3. Place skillet in preheated oven and roast radishes until crisp-tender, about 12 minutes.
4. Return skillet to burner on medium heat. Add butter, stir to coat. Add radish greens and garlic and cook until just wilted, about 2 minutes. Add lemon juice, cherry tomatoes, and salt & pepper (if needed). Cook through about 1 minute and serve immediately.
Super Easy Marinated Asparagus June 5, 2012
I love asparagus, there is so much more to do with it than people think. It also doesn’t need to be a chore. This is one of my favorite ways of eating asparagus and it takes all of five minutes. Makes two seriously generous servings.
1 handful asparagus (about 3 ounces)
3-4 Tbsp. Italian dressing, or to taste
1/2 ounce sun-dried tomatoes, chopped
1. Get yourself set up first. In a medium bowl, add cold water and ice cubes for cooling asparagus after blanching. In a medium saute pan, start bringing water to a boil (may add salt to water, if desired).
2. Cut or snap off woody bottoms of asparagus and use a vegetable peeler to peel bottoms (about 1 to 1-1/2 inches from the bottom). Add asparagus to boiling water and blanch, about 30 seconds to 1 minute depending on thickness of asparagus. Asparagus will be a brilliant green when ready. Remove asparagus and immediately plunge in ice water, let sit up to a minute, remove and pat dry.

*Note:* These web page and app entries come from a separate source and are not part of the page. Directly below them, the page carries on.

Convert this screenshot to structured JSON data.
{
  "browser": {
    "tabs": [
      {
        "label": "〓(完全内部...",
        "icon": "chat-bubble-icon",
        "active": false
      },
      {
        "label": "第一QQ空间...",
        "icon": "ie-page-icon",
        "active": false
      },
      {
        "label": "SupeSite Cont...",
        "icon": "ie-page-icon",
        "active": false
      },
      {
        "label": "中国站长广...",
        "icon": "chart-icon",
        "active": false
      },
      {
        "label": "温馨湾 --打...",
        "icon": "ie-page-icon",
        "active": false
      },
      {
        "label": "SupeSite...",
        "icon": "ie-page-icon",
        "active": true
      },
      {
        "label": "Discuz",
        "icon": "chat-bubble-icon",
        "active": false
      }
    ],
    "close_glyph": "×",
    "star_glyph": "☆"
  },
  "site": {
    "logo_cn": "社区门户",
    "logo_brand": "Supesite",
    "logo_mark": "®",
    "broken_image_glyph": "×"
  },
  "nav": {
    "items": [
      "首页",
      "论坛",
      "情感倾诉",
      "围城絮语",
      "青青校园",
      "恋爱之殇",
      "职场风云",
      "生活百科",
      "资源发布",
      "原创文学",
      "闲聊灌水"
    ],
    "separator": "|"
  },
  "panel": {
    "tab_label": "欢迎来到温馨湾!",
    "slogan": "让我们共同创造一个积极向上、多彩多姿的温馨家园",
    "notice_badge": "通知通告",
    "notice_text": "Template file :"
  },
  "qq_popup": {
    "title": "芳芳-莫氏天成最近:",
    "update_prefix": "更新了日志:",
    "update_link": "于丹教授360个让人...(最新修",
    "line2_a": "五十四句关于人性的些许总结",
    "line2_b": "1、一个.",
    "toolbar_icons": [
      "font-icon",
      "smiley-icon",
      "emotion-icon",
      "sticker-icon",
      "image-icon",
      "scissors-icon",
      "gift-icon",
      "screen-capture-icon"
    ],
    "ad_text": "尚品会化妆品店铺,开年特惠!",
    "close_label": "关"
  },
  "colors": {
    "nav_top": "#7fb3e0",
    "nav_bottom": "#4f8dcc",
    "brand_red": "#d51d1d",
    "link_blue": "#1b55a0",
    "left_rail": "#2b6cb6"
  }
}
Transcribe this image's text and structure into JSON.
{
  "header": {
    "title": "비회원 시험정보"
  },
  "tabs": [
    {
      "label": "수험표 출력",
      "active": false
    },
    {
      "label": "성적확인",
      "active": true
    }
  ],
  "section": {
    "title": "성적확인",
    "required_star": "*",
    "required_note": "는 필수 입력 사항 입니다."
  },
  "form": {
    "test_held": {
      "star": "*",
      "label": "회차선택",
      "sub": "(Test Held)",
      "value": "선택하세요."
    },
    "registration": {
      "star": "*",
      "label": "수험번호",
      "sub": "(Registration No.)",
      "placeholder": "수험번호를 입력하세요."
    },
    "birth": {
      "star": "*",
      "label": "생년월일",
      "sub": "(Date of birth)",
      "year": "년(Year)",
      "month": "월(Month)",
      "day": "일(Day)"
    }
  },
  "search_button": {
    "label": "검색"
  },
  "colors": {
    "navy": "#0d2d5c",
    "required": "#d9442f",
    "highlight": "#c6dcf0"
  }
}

3. In a small container, add 1-2 Tbsp. of Italian dressing and half of the sun-dried tomatoes. Place asparagus in container and cover with remaining dressing and sun-dried tomatoes. I like mine bold so may even add more to taste. Let sit in refrigerator for at least an hour for the best flavor.